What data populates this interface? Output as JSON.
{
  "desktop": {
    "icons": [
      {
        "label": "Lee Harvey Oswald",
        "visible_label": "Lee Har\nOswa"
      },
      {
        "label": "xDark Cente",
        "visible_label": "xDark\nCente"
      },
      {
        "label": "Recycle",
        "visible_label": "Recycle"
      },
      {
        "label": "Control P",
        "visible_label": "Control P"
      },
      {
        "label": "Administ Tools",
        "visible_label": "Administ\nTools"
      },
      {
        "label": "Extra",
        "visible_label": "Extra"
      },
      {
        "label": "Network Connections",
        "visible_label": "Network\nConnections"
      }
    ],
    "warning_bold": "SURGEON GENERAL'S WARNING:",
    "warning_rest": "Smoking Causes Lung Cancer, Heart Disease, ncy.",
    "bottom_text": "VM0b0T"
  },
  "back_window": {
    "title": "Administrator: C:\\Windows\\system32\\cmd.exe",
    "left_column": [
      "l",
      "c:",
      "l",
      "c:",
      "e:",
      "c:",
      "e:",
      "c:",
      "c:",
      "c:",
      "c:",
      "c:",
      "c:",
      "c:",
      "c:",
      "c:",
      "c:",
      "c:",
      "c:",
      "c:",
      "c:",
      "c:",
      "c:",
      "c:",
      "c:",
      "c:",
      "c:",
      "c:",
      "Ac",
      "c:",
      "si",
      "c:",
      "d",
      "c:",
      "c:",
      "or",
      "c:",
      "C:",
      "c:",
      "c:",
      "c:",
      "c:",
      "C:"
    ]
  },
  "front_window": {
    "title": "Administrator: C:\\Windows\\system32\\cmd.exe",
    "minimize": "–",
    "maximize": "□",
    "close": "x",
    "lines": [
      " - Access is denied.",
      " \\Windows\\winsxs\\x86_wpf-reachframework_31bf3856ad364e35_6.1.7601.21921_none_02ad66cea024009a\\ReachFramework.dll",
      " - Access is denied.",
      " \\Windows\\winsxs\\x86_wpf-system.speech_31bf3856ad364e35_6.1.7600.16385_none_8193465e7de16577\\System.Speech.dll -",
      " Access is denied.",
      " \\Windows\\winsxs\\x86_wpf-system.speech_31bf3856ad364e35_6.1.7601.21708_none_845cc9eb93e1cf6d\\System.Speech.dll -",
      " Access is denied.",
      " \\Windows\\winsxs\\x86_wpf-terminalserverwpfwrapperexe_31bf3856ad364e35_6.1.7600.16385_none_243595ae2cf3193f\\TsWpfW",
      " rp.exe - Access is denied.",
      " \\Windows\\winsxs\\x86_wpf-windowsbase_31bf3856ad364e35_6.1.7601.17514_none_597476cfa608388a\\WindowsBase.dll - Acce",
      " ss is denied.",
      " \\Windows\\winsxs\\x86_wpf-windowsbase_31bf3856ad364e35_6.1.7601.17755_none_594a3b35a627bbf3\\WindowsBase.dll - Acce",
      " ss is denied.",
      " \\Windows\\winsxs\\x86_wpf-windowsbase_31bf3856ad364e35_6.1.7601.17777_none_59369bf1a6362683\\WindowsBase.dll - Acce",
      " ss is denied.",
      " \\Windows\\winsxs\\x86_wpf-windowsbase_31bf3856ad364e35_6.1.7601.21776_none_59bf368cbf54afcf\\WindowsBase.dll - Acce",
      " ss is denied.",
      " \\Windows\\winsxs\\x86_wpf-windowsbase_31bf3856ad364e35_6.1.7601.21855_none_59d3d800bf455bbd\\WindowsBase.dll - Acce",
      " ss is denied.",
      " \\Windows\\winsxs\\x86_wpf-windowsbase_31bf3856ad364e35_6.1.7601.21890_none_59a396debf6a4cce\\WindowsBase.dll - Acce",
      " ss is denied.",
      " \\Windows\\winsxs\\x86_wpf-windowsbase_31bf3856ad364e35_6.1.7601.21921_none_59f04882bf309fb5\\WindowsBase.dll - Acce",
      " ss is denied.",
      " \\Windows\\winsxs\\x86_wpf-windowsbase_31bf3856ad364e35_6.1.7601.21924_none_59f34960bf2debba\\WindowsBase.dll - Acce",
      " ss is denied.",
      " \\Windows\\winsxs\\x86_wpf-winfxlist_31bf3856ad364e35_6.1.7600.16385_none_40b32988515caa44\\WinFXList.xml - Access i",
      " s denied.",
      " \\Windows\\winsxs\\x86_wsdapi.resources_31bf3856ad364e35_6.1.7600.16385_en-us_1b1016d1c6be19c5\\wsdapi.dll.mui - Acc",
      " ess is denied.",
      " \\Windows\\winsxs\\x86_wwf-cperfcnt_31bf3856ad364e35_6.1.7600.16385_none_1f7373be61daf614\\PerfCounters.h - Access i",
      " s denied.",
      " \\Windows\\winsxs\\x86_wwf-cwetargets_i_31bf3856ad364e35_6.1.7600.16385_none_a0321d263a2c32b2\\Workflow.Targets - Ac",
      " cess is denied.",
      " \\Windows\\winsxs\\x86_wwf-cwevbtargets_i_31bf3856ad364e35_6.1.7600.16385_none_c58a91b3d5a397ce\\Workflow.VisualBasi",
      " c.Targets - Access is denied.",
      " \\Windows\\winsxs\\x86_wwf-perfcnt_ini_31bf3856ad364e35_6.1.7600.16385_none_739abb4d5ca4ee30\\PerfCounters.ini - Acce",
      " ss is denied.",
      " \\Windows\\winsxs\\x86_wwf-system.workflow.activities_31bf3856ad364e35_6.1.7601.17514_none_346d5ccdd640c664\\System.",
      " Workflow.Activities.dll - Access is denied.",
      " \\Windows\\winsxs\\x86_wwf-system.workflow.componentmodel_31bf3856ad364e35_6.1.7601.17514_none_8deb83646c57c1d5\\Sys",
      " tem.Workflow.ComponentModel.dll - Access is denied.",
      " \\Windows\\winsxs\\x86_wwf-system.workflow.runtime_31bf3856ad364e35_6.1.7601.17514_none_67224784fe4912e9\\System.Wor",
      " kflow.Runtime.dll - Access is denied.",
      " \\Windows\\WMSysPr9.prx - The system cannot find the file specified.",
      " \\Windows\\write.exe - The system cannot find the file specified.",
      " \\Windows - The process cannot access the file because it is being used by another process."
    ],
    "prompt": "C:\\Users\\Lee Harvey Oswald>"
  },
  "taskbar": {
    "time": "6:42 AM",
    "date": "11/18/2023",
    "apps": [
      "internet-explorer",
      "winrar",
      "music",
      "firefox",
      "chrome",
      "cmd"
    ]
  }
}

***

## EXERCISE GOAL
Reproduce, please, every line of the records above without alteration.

## REPLY TO THE TASK
What data populates this interface? Output as JSON.
{
  "desktop": {
    "icons": [
      {
        "label": "Lee Harvey Oswald",
        "visible_label": "Lee Har\nOswa"
      },
      {
        "label": "xDark Cente",
        "visible_label": "xDark\nCente"
      },
      {
        "label": "Recycle",
        "visible_label": "Recycle"
      },
      {
        "label": "Control P",
        "visible_label": "Control P"
      },
      {
        "label": "Administ Tools",
        "visible_label": "Administ\nTools"
      },
      {
        "label": "Extra",
        "visible_label": "Extra"
      },
      {
        "label": "Network Connections",
        "visible_label": "Network\nConnections"
      }
    ],
    "warning_bold": "SURGEON GENERAL'S WARNING:",
    "warning_rest": "Smoking Causes Lung Cancer, Heart Disease, ncy.",
    "bottom_text": "VM0b0T"
  },
  "back_window": {
    "title": "Administrator: C:\\Windows\\system32\\cmd.exe",
    "left_column": [
      "l",
      "c:",
      "l",
      "c:",
      "e:",
      "c:",
      "e:",
      "c:",
      "c:",
      "c:",
      "c:",
      "c:",
      "c:",
      "c:",
      "c:",
      "c:",
      "c:",
      "c:",
      "c:",
      "c:",
      "c:",
      "c:",
      "c:",
      "c:",
      "c:",
      "c:",
      "c:",
      "c:",
      "Ac",
      "c:",
      "si",
      "c:",
      "d",
      "c:",
      "c:",
      "or",
      "c:",
      "C:",
      "c:",
      "c:",
      "c:",
      "c:",
      "C:"
    ]
  },
  "front_window": {
    "title": "Administrator: C:\\Windows\\system32\\cmd.exe",
    "minimize": "–",
    "maximize": "□",
    "close": "x",
    "lines": [
      " - Access is denied.",
      " \\Windows\\winsxs\\x86_wpf-reachframework_31bf3856ad364e35_6.1.7601.21921_none_02ad66cea024009a\\ReachFramework.dll",
      " - Access is denied.",
      " \\Windows\\winsxs\\x86_wpf-system.speech_31bf3856ad364e35_6.1.7600.16385_none_8193465e7de16577\\System.Speech.dll -",
      " Access is denied.",
      " \\Windows\\winsxs\\x86_wpf-system.speech_31bf3856ad364e35_6.1.7601.21708_none_845cc9eb93e1cf6d\\System.Speech.dll -",
      " Access is denied.",
      " \\Windows\\winsxs\\x86_wpf-terminalserverwpfwrapperexe_31bf3856ad364e35_6.1.7600.16385_none_243595ae2cf3193f\\TsWpfW",
      " rp.exe - Access is denied.",
      " \\Windows\\winsxs\\x86_wpf-windowsbase_31bf3856ad364e35_6.1.7601.17514_none_597476cfa608388a\\WindowsBase.dll - Acce",
      " ss is denied.",
      " \\Windows\\winsxs\\x86_wpf-windowsbase_31bf3856ad364e35_6.1.7601.17755_none_594a3b35a627bbf3\\WindowsBase.dll - Acce",
      " ss is denied.",
      " \\Windows\\winsxs\\x86_wpf-windowsbase_31bf3856ad364e35_6.1.7601.17777_none_59369bf1a6362683\\WindowsBase.dll - Acce",
      " ss is denied.",
      " \\Windows\\winsxs\\x86_wpf-windowsbase_31bf3856ad364e35_6.1.7601.21776_none_59bf368cbf54afcf\\WindowsBase.dll - Acce",
      " ss is denied.",
      " \\Windows\\winsxs\\x86_wpf-windowsbase_31bf3856ad364e35_6.1.7601.21855_none_59d3d800bf455bbd\\WindowsBase.dll - Acce",
      " ss is denied.",
      " \\Windows\\winsxs\\x86_wpf-windowsbase_31bf3856ad364e35_6.1.7601.21890_none_59a396debf6a4cce\\WindowsBase.dll - Acce",
      " ss is denied.",
      " \\Windows\\winsxs\\x86_wpf-windowsbase_31bf3856ad364e35_6.1.7601.21921_none_59f04882bf309fb5\\WindowsBase.dll - Acce",
      " ss is denied.",
      " \\Windows\\winsxs\\x86_wpf-windowsbase_31bf3856ad364e35_6.1.7601.21924_none_59f34960bf2debba\\WindowsBase.dll - Acce",
      " ss is denied.",
      " \\Windows\\winsxs\\x86_wpf-winfxlist_31bf3856ad364e35_6.1.7600.16385_none_40b32988515caa44\\WinFXList.xml - Access i",
      " s denied.",
      " \\Windows\\winsxs\\x86_wsdapi.resources_31bf3856ad364e35_6.1.7600.16385_en-us_1b1016d1c6be19c5\\wsdapi.dll.mui - Acc",
      " ess is denied.",
      " \\Windows\\winsxs\\x86_wwf-cperfcnt_31bf3856ad364e35_6.1.7600.16385_none_1f7373be61daf614\\PerfCounters.h - Access i",
      " s denied.",
      " \\Windows\\winsxs\\x86_wwf-cwetargets_i_31bf3856ad364e35_6.1.7600.16385_none_a0321d263a2c32b2\\Workflow.Targets - Ac",
      " cess is denied.",
      " \\Windows\\winsxs\\x86_wwf-cwevbtargets_i_31bf3856ad364e35_6.1.7600.16385_none_c58a91b3d5a397ce\\Workflow.VisualBasi",
      " c.Targets - Access is denied.",
      " \\Windows\\winsxs\\x86_wwf-perfcnt_ini_31bf3856ad364e35_6.1.7600.16385_none_739abb4d5ca4ee30\\PerfCounters.ini - Acce",
      " ss is denied.",
      " \\Windows\\winsxs\\x86_wwf-system.workflow.activities_31bf3856ad364e35_6.1.7601.17514_none_346d5ccdd640c664\\System.",
      " Workflow.Activities.dll - Access is denied.",
      " \\Windows\\winsxs\\x86_wwf-system.workflow.componentmodel_31bf3856ad364e35_6.1.7601.17514_none_8deb83646c57c1d5\\Sys",
      " tem.Workflow.ComponentModel.dll - Access is denied.",
      " \\Windows\\winsxs\\x86_wwf-system.workflow.runtime_31bf3856ad364e35_6.1.7601.17514_none_67224784fe4912e9\\System.Wor",
      " kflow.Runtime.dll - Access is denied.",
      " \\Windows\\WMSysPr9.prx - The system cannot find the file specified.",
      " \\Windows\\write.exe - The system cannot find the file specified.",
      " \\Windows - The process cannot access the file because it is being used by another process."
    ],
    "prompt": "C:\\Users\\Lee Harvey Oswald>"
  },
  "taskbar": {
    "time": "6:42 AM",
    "date": "11/18/2023",
    "apps": [
      "internet-explorer",
      "winrar",
      "music",
      "firefox",
      "chrome",
      "cmd"
    ]
  }
}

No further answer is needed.